The Ladies League are putting themselves back into the transfer market with new kits and a brand new tracksuit to match. The franchise recently signed a new technical partnership with every ethnic’s favourite brand, Kappa.
Rose Valente, manager of The Ladies League, gives us the scoop on the new range of merchandise and how the deal with Kappa was sealed.
Long-time fans of The Ladies League will remember their start as a simple blog who would tweet humorous box jokes. In the short time since, the site has grown to create documentaries, broadcasting on Football Nation Radio and being able to interview people at all levels of the game. Rose has also been able to expand the TLL franchise to create a partner site, The Reserve Team.
And if you’ve been following The Ladies League for any length of time, you’ll know their colours: the pink and black attack. Picking colours wasn’t a big thing for Rose, those were just colours she liked.
“Initially when I was setting up The Ladies League, I didn’t have any real reason for picking pink and black,” says Rose. “The Ladies League began as a hobby for me and to develop my skills. Pink and black were just colours I liked. But as the brand has grown, the colours have grown to mean so much more to me.”
With ideas for an updated kit, Rose began trying to find a brand who offered custom designs which would still be affordable for the TLL fanbase. “At the end of the day, we need to be conscious of price as our merchandise is how we continue as an independent organisation.”
It was here that Kappa stepped up and shot their shot.
“When I spoke to Kappa about what I wanted, it really felt as though their brand really aligned with how I saw The Ladies League,” says the boss. “Right from the start, they really understood where I wanted to take TLL in the next few years and what we wanted to bring to our fans, especially in the lead-up to the Women’s World Cup being held right here in our very own backyard.”
Rose’s vision and Kappa’s input is clear. These are both brands that want to appeal the female market as much as they want to appeal the men’s market, if not more.
What has been created has been dubbed the TLL Spew kit.
“Kappa were really hands-on with the design,” said Rose, the pride visible on her face. “When they showed me the home kit, it was love at first sight. To be able to pay homage to the Matildas, and also New Zealand, shortly after the Women’s World Cup announcement, meant something very special to me.”
The home kit features different pinks, while splashes of black complete the spew look on the torso and back of the jersey. The sleeves are pink, with just the right amount of TLL and Kappa branding and a V-neck collar.
The new TLL home kit is really Rose’s way of furthering the female footprint in Australian football.
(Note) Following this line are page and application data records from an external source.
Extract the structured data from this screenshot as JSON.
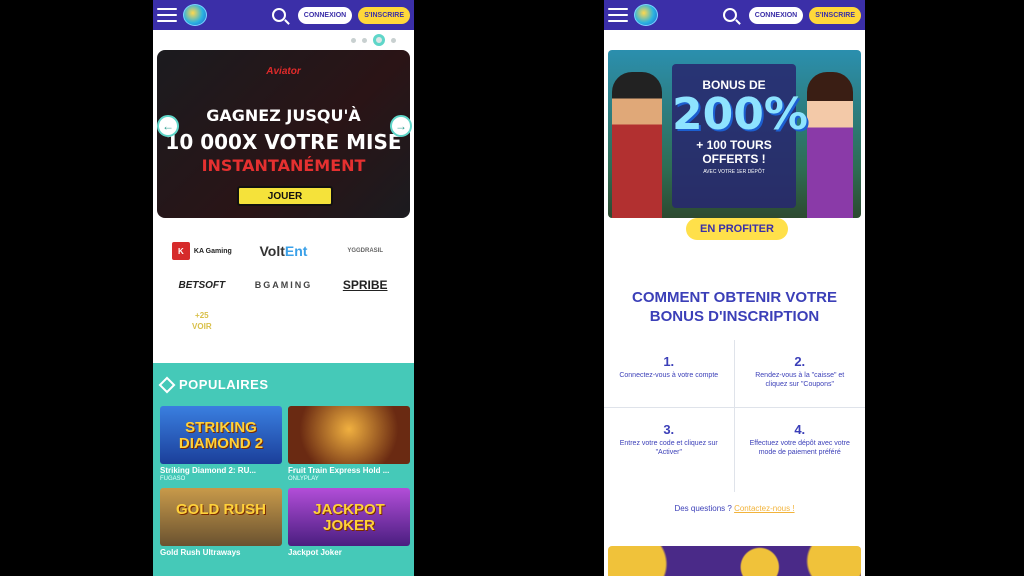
{
  "header": {
    "login_label": "CONNEXION",
    "signup_label": "S'INSCRIRE"
  },
  "left": {
    "hero": {
      "brand": "Aviator",
      "line1": "GAGNEZ JUSQU'À",
      "line2": "10 000X VOTRE MISE",
      "line3": "INSTANTANÉMENT",
      "button": "JOUER",
      "prev_glyph": "←",
      "next_glyph": "→"
    },
    "providers": {
      "ka_mark": "K",
      "ka": "KA Gaming",
      "volt_main": "Volt",
      "volt_accent": "Ent",
      "ygg": "YGGDRASIL",
      "betsoft": "BETSOFT",
      "bgaming": "BGAMING",
      "spribe": "SPRIBE",
      "more": "+25\nVOIR"
    },
    "popular": {
      "heading": "POPULAIRES",
      "games": [
        {
          "thumb": "STRIKING DIAMOND 2",
          "title": "Striking Diamond 2: RU...",
          "studio": "FUGASO"
        },
        {
          "thumb": "",
          "title": "Fruit Train Express Hold ...",
          "studio": "ONLYPLAY"
        },
        {
          "thumb": "GOLD RUSH",
          "title": "Gold Rush Ultraways",
          "studio": ""
        },
        {
          "thumb": "JACKPOT JOKER",
          "title": "Jackpot Joker",
          "studio": ""
        }
      ]
    }
  },
  "right": {
    "promo": {
      "line1": "BONUS DE",
      "big": "200%",
      "line2": "+ 100 TOURS",
      "line3": "OFFERTS !",
      "small": "AVEC VOTRE 1ER DÉPÔT",
      "button": "EN PROFITER"
    },
    "how": {
      "title_line1": "COMMENT OBTENIR VOTRE",
      "title_line2": "BONUS D'INSCRIPTION",
      "steps": [
        {
          "num": "1.",
          "text": "Connectez-vous à votre compte"
        },
        {
          "num": "2.",
          "text": "Rendez-vous à la \"caisse\" et cliquez sur \"Coupons\""
        },
        {
          "num": "3.",
          "text": "Entrez votre code et cliquez sur \"Activer\""
        },
        {
          "num": "4.",
          "text": "Effectuez votre dépôt avec votre mode de paiement préféré"
        }
      ],
      "questions": "Des questions ?",
      "contact": "Contactez-nous !"
    }
  }
}
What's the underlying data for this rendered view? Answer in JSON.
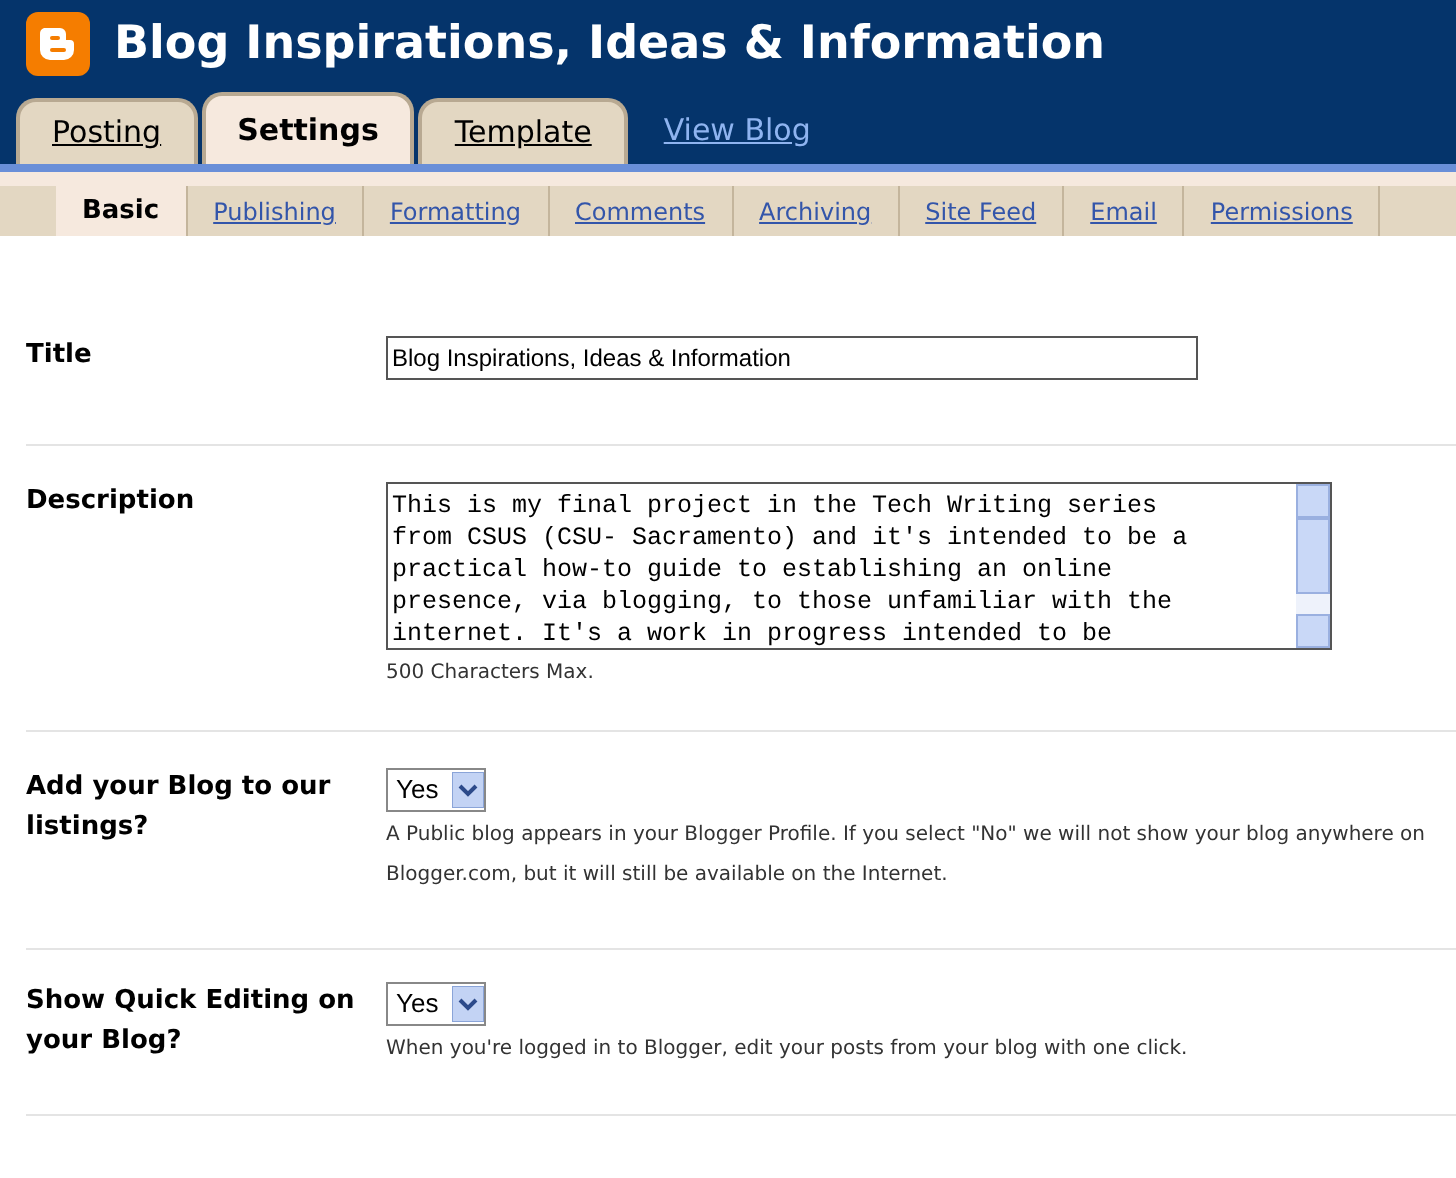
{
  "header": {
    "title": "Blog Inspirations, Ideas & Information"
  },
  "tabs": [
    {
      "label": "Posting",
      "selected": false
    },
    {
      "label": "Settings",
      "selected": true
    },
    {
      "label": "Template",
      "selected": false
    }
  ],
  "view_blog_link": "View Blog",
  "subtabs": [
    {
      "label": "Basic",
      "selected": true
    },
    {
      "label": "Publishing",
      "selected": false
    },
    {
      "label": "Formatting",
      "selected": false
    },
    {
      "label": "Comments",
      "selected": false
    },
    {
      "label": "Archiving",
      "selected": false
    },
    {
      "label": "Site Feed",
      "selected": false
    },
    {
      "label": "Email",
      "selected": false
    },
    {
      "label": "Permissions",
      "selected": false
    }
  ],
  "settings": [
    {
      "kind": "text",
      "label": "Title",
      "value": "Blog Inspirations, Ideas & Information"
    },
    {
      "kind": "textarea",
      "label": "Description",
      "value_lines": [
        "This is my final project in the Tech Writing series",
        "from CSUS (CSU- Sacramento) and it's intended to be a",
        "practical how-to guide to establishing an online",
        "presence, via blogging, to those unfamiliar with the",
        "internet. It's a work in progress intended to be"
      ],
      "hint": "500 Characters Max."
    },
    {
      "kind": "select",
      "label": "Add your Blog to our listings?",
      "value": "Yes",
      "hint": "A Public blog appears in your Blogger Profile. If you select \"No\" we will not show your blog anywhere on Blogger.com, but it will still be available on the Internet."
    },
    {
      "kind": "select",
      "label": "Show Quick Editing on your Blog?",
      "value": "Yes",
      "hint": "When you're logged in to Blogger, edit your posts from your blog with one click."
    }
  ]
}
“We’ve always been about both men’s and women’s football,” explains Rose. “My primary reason for creating TLL because of a lack of female representation in the men’s game. Two years on and we are now strongly linked to women’s football. Whether that’s our name evolving or the misconception that women report or women’s football only, it felt right that linking to women’s football, especially just over two years out from the Women’s World Cup, could only strengthen our brand even more.”
So if the boss of the TLL franchise made an extremely good-looking home kit, you’d think there’d be an away kit? Not so, initially at least.
“I didn’t really have any intentions for an away kit,” admits Rose. “But a lot of the TLL crew wanted one and I really wanted to make everyone happy. I love my team and what they have done for the franchise, so I wanted to make sure everyone had options.”
Keeping everyone happy and ensuring everyone has a voice is one of the key pillars for what TLL represents for Rose. “Even though I was making the decisions, the team’s input was very important to me during the entire process. From day one I would send screenshots to the chat and share every moment with the team.”
The away kit is similar yet futuristic take on the TLL Spew. It is predominantly black and features pink and black lines, instead of splashes, on the body of the jersey. The sleeves are black with a white, pink and black trim. The sleeves also feature the Kappa logo from the V-neck collar all the way to the sleeve’s trim.
But there’s always someone who wants more and thanks to TLL’s own video-making machine Michelle Morris, fans will get it.
“Michelle wanted a long sleeve kit,” says Rose with a smile. “I wanted to make sure I kept her happy but also, how good is a classic long sleeve kit?”
But wait, that’s not all you get. There’s more!
“We’ve added a matching tracksuit to our merchandise stocks,” added Rose. “The tracksuit we came up with was risky. We thought the design could be ‘too busy’. But in keeping with one of the themes we’ve created at TLL, I felt it was important to go full kit wanker on away days.”
The track jacket design takes cues from both the home and away kits. The body features black predominantly, with pink and white splashes and pink sleeves and black cuffs. The trackpants are black with a splash of pink and white on the trim at the pockets.
Both the home and away kits will be made in Kappa’s signature fitted style in men’s and women’s cuts. The home kit will also be available in long sleeve.